4. Dutch Gardening, in respect to the planting of Timber Trees and Hedges

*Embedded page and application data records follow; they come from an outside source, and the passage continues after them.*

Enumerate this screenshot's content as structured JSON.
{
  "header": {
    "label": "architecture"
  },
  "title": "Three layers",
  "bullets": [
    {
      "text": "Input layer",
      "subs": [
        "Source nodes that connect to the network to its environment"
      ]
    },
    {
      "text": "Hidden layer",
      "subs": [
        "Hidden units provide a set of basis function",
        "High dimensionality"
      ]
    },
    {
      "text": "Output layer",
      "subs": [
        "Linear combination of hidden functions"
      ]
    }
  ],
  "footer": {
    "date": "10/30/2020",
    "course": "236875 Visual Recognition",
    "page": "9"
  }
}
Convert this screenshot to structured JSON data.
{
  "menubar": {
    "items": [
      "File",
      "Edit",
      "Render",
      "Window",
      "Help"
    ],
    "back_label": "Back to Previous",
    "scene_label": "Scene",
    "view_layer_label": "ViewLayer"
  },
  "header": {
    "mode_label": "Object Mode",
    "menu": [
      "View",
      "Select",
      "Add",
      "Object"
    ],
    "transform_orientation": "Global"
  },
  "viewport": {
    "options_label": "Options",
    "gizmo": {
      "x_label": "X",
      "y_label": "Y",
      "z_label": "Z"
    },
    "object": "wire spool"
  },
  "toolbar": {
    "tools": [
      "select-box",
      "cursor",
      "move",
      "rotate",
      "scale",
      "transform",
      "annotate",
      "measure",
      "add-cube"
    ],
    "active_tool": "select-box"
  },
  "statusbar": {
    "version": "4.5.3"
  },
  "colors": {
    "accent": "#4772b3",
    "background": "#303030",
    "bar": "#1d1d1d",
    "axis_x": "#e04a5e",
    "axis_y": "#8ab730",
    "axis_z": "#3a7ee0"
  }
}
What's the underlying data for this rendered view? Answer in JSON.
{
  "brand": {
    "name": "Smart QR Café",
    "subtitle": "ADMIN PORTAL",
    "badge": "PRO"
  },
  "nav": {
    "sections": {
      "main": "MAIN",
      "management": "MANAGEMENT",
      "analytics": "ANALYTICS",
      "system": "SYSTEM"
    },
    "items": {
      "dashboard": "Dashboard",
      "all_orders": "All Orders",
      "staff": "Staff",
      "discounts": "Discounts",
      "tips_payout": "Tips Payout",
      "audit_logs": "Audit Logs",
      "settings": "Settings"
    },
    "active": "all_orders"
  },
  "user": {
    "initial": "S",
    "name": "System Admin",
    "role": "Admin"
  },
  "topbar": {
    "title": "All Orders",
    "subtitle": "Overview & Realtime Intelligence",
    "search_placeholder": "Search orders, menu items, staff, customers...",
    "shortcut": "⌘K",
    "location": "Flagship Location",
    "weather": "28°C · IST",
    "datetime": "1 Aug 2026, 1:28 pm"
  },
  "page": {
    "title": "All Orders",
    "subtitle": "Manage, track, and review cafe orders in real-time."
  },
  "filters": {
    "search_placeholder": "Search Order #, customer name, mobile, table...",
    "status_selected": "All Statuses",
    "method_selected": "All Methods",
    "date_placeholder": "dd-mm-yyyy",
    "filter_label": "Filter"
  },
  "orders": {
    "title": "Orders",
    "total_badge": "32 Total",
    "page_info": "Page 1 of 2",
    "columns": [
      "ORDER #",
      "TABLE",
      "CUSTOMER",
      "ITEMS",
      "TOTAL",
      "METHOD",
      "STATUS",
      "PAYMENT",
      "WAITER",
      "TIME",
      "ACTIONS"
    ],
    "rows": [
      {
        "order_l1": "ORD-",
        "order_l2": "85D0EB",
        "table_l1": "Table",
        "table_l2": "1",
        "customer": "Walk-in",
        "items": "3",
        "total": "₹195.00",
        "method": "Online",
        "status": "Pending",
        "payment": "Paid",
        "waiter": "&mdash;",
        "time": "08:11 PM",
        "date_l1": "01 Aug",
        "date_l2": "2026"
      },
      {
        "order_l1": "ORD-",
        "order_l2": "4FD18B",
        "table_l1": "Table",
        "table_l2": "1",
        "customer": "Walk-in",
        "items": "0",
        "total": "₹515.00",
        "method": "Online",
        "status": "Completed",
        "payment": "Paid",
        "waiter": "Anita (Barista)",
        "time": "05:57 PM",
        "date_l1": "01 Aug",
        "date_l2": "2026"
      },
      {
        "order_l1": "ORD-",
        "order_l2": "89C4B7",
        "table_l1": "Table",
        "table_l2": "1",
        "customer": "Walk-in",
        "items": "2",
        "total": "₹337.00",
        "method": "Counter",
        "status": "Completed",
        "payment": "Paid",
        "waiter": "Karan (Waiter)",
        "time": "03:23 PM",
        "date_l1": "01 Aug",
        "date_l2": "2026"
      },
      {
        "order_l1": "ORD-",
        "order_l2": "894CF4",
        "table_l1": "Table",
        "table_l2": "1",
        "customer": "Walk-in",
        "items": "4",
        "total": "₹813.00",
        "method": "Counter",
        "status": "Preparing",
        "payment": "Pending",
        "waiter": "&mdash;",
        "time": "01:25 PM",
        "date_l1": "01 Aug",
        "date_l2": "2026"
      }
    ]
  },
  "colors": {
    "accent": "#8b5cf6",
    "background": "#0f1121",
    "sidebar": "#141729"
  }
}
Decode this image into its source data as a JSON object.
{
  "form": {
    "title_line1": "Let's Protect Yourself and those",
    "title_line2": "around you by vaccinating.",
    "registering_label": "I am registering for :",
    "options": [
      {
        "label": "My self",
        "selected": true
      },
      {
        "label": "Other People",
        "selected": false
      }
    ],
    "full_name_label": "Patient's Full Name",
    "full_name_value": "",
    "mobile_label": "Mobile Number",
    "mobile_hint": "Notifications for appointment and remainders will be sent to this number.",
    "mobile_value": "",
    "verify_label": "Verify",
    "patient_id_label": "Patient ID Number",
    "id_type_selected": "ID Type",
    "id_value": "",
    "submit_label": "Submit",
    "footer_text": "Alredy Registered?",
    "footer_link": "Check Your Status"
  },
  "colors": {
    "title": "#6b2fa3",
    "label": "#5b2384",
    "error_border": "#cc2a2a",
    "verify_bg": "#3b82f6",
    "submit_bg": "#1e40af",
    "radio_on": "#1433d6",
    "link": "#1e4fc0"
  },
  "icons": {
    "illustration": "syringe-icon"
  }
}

193.Planting is not very general in Holland. In a country so thickly peopled, and so conveniently situated in respect to marine commerce, it is not likely that much ground would be devoted to merely useful plantations. In the more inland parts of Flanders, there are natural forests and extensive copses; these have been, and continue to be, kept up, and have been in some cases increased in extent by planting land too poor for cultivation. In Radcliff's Report on the Agriculture of Eastern Holstein, Flanders, &c., p. 8., 1819, some account will be found of their management. We observed, in 1819, some belts and clumps near Cambray, and that the Duke of Wellington was planting on his estate at Waterloo. Between Aranagoen and Rhenen, a tract of land several miles in extent, and no better in quality than Bagshot-heath, was planted with Scotch pines, Weymouth pines, beech, and birch; and many hundred acres adjoining had been sown with acorns for copse, and enclosed with thorn hedges.